WHAT IS NEEDED: Return the entire listing, character for character.

MATERIALS PROVIDED:
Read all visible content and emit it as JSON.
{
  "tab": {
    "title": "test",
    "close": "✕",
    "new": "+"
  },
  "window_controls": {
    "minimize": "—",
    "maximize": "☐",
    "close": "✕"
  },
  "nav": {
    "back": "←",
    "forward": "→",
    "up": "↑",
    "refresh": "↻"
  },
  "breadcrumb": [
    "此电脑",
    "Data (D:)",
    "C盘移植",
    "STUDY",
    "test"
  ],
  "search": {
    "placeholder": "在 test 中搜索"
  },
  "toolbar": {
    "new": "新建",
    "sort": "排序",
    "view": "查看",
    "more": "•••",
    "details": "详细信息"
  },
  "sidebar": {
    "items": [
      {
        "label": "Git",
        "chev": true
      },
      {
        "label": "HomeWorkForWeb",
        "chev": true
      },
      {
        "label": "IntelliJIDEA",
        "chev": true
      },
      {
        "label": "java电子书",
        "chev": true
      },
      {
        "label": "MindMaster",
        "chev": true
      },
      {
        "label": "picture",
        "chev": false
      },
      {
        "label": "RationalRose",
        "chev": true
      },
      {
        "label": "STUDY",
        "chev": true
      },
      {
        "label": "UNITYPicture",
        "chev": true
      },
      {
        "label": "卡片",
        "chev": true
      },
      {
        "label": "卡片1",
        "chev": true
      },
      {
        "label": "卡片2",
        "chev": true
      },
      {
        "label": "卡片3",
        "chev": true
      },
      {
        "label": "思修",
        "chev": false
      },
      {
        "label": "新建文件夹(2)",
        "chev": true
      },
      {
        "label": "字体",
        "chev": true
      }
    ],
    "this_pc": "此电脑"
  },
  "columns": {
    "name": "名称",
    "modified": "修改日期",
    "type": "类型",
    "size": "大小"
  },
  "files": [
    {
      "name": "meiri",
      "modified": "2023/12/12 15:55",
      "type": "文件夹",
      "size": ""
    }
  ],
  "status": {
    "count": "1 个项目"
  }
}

TASK OUTPUT:
Read all visible content and emit it as JSON.
{
  "tab": {
    "title": "test",
    "close": "✕",
    "new": "+"
  },
  "window_controls": {
    "minimize": "—",
    "maximize": "☐",
    "close": "✕"
  },
  "nav": {
    "back": "←",
    "forward": "→",
    "up": "↑",
    "refresh": "↻"
  },
  "breadcrumb": [
    "此电脑",
    "Data (D:)",
    "C盘移植",
    "STUDY",
    "test"
  ],
  "search": {
    "placeholder": "在 test 中搜索"
  },
  "toolbar": {
    "new": "新建",
    "sort": "排序",
    "view": "查看",
    "more": "•••",
    "details": "详细信息"
  },
  "sidebar": {
    "items": [
      {
        "label": "Git",
        "chev": true
      },
      {
        "label": "HomeWorkForWeb",
        "chev": true
      },
      {
        "label": "IntelliJIDEA",
        "chev": true
      },
      {
        "label": "java电子书",
        "chev": true
      },
      {
        "label": "MindMaster",
        "chev": true
      },
      {
        "label": "picture",
        "chev": false
      },
      {
        "label": "RationalRose",
        "chev": true
      },
      {
        "label": "STUDY",
        "chev": true
      },
      {
        "label": "UNITYPicture",
        "chev": true
      },
      {
        "label": "卡片",
        "chev": true
      },
      {
        "label": "卡片1",
        "chev": true
      },
      {
        "label": "卡片2",
        "chev": true
      },
      {
        "label": "卡片3",
        "chev": true
      },
      {
        "label": "思修",
        "chev": false
      },
      {
        "label": "新建文件夹(2)",
        "chev": true
      },
      {
        "label": "字体",
        "chev": true
      }
    ],
    "this_pc": "此电脑"
  },
  "columns": {
    "name": "名称",
    "modified": "修改日期",
    "type": "类型",
    "size": "大小"
  },
  "files": [
    {
      "name": "meiri",
      "modified": "2023/12/12 15:55",
      "type": "文件夹",
      "size": ""
    }
  ],
  "status": {
    "count": "1 个项目"
  }
}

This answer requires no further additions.